No doubt, you can tell I think the web pages listed below might be of great 
interest to those two whom I am shipping this post.  I have lots more 
research to do here, but what follows might be a link into the future of 
support for the kinds of projects we entertain.    (01)

Jack    (02)

"DevelopmentSpace is a global social capital marketplace -- a radical new 
platform for global development where all qualified Social Entrepreneurs, 
Service Providers, and Social Investors in the world can design, finance, 
and implement projects together. It is a web-based marketplace that will be 
supplemented by physical events where participants meet face-to-face. 
Foundations, corporations, official agencies and individuals can have their 
own customized Spaces to solicit, evaluate, and support projects that fit 
their objectives. "    (03)

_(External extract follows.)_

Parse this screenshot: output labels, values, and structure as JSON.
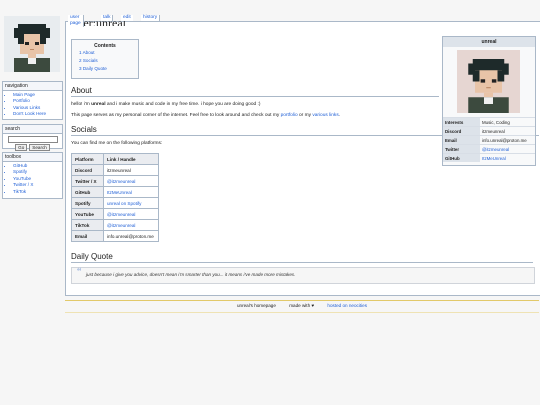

I got that link from the following link found at slashdot.org:
http://www.theatlantic.com/issues/2002/02/fallows.htm    (04)

"Whittle and Kuraishi next persuaded the Bank to hold a two-day fair, with 
applications accepted from anyone who wanted to come and present an idea. 
More than 1,100 groups, from eighty countries, sent proposals. The heart of 
the program was letting people who knew firsthand about a local need or 
dream—a well, a road, a small business—explain what the money could do. A 
group of war widows in Bosnia, for example, offered a plan for a small, 
high-end knitting operation. The World Bank brought more than 300 finalists 
to Washington; and the forty-four winners got grants averaging just over 
$100,000 and totaling about $5 million. (The war widows won, and now they 
are prosperous, selling their output mainly to fashion houses in Europe and 
the United States.)    (05)

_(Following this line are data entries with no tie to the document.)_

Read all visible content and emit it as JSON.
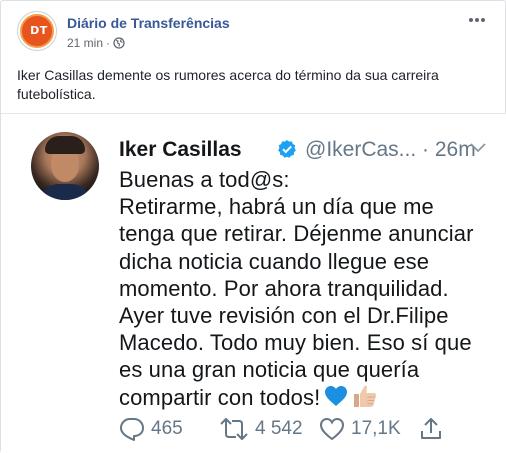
{
  "post": {
    "page_name": "Diário de Transferências",
    "avatar_initials": "DT",
    "time": "21 min",
    "separator": "·",
    "text": "Iker Casillas demente os rumores acerca do término da sua carreira futebolística."
  },
  "tweet": {
    "name": "Iker Casillas",
    "handle": "@IkerCas... · 26m",
    "lines": [
      "Buenas a tod@s:",
      "Retirarme, habrá un día que me",
      "tenga que retirar. Déjenme anunciar",
      "dicha noticia cuando llegue ese",
      "momento. Por ahora tranquilidad.",
      "Ayer tuve revisión con el Dr.Filipe",
      "Macedo. Todo muy bien. Eso sí que",
      "es una gran noticia que quería",
      "compartir con todos!"
    ],
    "emojis": [
      "blue-heart",
      "thumbs-up"
    ],
    "replies": "465",
    "retweets": "4 542",
    "likes": "17,1K"
  },
  "icons": {
    "header_more": "ellipsis-icon",
    "privacy": "globe-icon",
    "verified": "verified-badge-icon",
    "caret": "chevron-down-icon",
    "reply": "reply-icon",
    "retweet": "retweet-icon",
    "like": "heart-icon",
    "share": "share-icon"
  },
  "colors": {
    "fb_link": "#385898",
    "meta_gray": "#616770",
    "twitter_text": "#14171a",
    "twitter_gray": "#657786",
    "verified_blue": "#1da1f2",
    "avatar_orange": "#e8541e"
  }
}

Electronic publicity explains the tenfold increase in applications. "Once 
this idea gets into e-mail circulation, it is amazing how fast it gets 
around the world," Whittle told me. "People who didn't have Internet access 
were contacted by those who did and encouraged to try. One Turkish guy was 
strutting around like a proud father at a Phi Beta Kappa ceremony—five of 
the finalists had found out about the program from him."    (06)

Whittle and Kuraishi thought that if the concept worked despite the 
real-world impediments of getting applicants to one place at one time, it 
would work all the better if it were also implemented electronically. In 
2000 they resigned from the Bank, and just as the Internet economy was 
beginning to falter, they created an online company, Development Space, 
which began operation last month. Like eBay, it is meant to let the 
"market"—in this case for development aid—clear at minimum cost and with 
little or no bureaucratic interference. People who want money—for vaccines, 
for an orphanage, for a small factory—can prepare online descriptions of 
their projects, with help from advisers, if necessary, in drawing up 
business plans. Foundations and government aid agencies that intend to give 
money—but also individuals who will give, say, $250 if they think it will 
help—survey the projects and decide which to support. Various inspection 
and feedback systems will establish a track record, as on eBay, and follow 
up to see how the money was used.    (07)

A number of environmental foundations have approached Development Space to 
explore using this platform to find projects to support. If America's past 
wars are any guide, huge amounts of recovery assistance will soon be headed 
to Afghanistan, Pakistan, and who knows where else. This model could be a 
lower-cost, better-targeted way of getting it there."    (08)